YOUR INSTRUCTIONS ->
What lines below include the string "JSON"? Pick them out and copy them.

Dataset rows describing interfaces
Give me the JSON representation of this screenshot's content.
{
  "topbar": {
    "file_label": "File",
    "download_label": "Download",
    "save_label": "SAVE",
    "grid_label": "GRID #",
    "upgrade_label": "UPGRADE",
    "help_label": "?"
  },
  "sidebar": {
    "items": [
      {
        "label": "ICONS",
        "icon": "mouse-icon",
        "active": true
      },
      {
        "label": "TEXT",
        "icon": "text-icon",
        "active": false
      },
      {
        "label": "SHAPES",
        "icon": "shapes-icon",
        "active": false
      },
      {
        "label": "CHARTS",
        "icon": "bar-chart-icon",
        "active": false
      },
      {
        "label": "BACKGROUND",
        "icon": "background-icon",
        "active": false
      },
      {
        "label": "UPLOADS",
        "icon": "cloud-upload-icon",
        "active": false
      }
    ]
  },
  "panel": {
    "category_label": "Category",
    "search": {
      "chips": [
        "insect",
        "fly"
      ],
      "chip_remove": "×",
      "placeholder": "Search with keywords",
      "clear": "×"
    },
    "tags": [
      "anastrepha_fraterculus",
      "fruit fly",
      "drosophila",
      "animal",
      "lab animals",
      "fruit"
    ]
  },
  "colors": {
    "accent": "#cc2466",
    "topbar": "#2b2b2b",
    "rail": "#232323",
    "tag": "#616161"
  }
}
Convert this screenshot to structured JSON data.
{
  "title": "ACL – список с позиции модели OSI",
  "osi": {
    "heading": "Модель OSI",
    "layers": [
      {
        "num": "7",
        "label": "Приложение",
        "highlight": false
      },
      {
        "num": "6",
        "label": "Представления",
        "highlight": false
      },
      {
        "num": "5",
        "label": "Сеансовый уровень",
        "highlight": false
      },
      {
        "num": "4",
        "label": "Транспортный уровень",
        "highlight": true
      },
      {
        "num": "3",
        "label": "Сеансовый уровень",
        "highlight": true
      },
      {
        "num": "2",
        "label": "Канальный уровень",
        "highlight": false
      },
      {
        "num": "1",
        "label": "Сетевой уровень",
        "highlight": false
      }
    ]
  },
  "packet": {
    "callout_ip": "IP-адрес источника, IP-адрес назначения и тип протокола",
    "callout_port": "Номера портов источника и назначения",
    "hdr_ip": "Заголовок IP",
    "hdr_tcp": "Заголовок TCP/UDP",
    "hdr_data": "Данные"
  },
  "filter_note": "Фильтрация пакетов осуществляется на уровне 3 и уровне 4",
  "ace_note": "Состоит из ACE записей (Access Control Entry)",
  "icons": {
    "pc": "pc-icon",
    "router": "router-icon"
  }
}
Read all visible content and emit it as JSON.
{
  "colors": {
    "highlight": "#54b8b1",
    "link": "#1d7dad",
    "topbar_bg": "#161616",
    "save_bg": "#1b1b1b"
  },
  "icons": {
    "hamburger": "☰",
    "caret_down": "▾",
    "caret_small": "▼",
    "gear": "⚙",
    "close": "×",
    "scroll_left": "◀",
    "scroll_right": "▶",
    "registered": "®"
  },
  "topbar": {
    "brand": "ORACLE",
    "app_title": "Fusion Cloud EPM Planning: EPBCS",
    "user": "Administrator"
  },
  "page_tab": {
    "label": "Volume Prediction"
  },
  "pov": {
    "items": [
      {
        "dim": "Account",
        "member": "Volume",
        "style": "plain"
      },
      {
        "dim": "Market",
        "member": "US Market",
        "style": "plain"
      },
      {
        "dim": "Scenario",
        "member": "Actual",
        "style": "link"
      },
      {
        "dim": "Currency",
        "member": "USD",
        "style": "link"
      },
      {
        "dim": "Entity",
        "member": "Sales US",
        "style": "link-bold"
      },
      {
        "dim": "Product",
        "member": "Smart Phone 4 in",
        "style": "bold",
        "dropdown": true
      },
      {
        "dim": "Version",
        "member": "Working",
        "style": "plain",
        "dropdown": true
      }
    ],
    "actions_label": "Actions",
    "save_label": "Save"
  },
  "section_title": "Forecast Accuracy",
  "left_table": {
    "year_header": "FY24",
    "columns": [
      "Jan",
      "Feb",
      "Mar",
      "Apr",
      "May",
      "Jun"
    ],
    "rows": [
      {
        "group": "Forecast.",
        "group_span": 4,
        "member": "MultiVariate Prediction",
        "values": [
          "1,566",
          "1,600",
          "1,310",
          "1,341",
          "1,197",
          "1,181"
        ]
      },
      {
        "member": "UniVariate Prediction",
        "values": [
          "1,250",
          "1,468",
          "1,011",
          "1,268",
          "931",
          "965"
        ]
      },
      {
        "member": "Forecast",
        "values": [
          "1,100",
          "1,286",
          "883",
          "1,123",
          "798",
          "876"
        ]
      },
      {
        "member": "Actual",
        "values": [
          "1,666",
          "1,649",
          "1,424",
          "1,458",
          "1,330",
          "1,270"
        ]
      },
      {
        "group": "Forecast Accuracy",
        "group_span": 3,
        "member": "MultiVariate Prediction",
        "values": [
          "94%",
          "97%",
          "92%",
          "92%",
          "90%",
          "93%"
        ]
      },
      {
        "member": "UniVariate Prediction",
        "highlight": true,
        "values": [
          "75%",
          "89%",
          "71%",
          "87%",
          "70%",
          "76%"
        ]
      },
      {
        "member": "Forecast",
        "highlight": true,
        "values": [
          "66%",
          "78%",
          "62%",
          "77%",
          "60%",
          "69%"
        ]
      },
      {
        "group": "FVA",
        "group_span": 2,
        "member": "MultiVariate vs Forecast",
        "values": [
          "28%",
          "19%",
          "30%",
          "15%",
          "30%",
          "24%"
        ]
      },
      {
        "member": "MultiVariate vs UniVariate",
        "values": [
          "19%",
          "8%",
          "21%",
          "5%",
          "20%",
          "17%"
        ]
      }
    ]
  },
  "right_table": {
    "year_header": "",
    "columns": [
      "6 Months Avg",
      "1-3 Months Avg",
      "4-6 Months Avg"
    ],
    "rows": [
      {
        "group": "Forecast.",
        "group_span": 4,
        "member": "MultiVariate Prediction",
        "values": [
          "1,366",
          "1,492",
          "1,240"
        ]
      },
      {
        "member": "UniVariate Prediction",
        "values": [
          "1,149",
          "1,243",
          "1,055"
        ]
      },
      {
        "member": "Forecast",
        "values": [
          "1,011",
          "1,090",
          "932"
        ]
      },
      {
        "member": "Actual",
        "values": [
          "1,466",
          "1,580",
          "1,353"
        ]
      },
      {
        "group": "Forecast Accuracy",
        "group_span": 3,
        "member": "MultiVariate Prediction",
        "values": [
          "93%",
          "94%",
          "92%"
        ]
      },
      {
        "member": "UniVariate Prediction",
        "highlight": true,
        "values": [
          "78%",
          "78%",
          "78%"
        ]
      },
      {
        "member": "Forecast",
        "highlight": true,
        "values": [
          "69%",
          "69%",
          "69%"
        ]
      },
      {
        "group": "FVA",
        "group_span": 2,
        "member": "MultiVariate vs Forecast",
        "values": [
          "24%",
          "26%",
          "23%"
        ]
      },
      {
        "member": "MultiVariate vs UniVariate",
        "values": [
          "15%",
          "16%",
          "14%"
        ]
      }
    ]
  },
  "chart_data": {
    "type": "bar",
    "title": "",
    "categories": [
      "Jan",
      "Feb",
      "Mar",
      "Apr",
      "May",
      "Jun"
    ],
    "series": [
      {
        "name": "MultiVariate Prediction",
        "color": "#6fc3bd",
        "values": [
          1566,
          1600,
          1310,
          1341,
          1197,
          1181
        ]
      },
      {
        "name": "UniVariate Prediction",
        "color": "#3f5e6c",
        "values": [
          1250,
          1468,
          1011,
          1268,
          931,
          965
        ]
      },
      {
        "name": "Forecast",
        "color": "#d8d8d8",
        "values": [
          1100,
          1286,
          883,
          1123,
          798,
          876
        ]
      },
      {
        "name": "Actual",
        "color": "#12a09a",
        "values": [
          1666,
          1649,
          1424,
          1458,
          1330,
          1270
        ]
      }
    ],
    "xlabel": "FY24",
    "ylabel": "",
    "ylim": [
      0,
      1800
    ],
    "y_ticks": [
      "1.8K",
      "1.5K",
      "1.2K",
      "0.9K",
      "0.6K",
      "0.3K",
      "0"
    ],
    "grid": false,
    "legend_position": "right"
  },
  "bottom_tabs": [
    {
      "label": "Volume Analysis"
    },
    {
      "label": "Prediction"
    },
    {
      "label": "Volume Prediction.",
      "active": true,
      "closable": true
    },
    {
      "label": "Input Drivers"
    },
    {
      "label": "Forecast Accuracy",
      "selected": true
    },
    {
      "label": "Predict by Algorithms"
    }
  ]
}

REPLY ->
Give me the JSON representation of this screenshot's content.
Convert this screenshot to structured JSON data.
Read all visible content and emit it as JSON.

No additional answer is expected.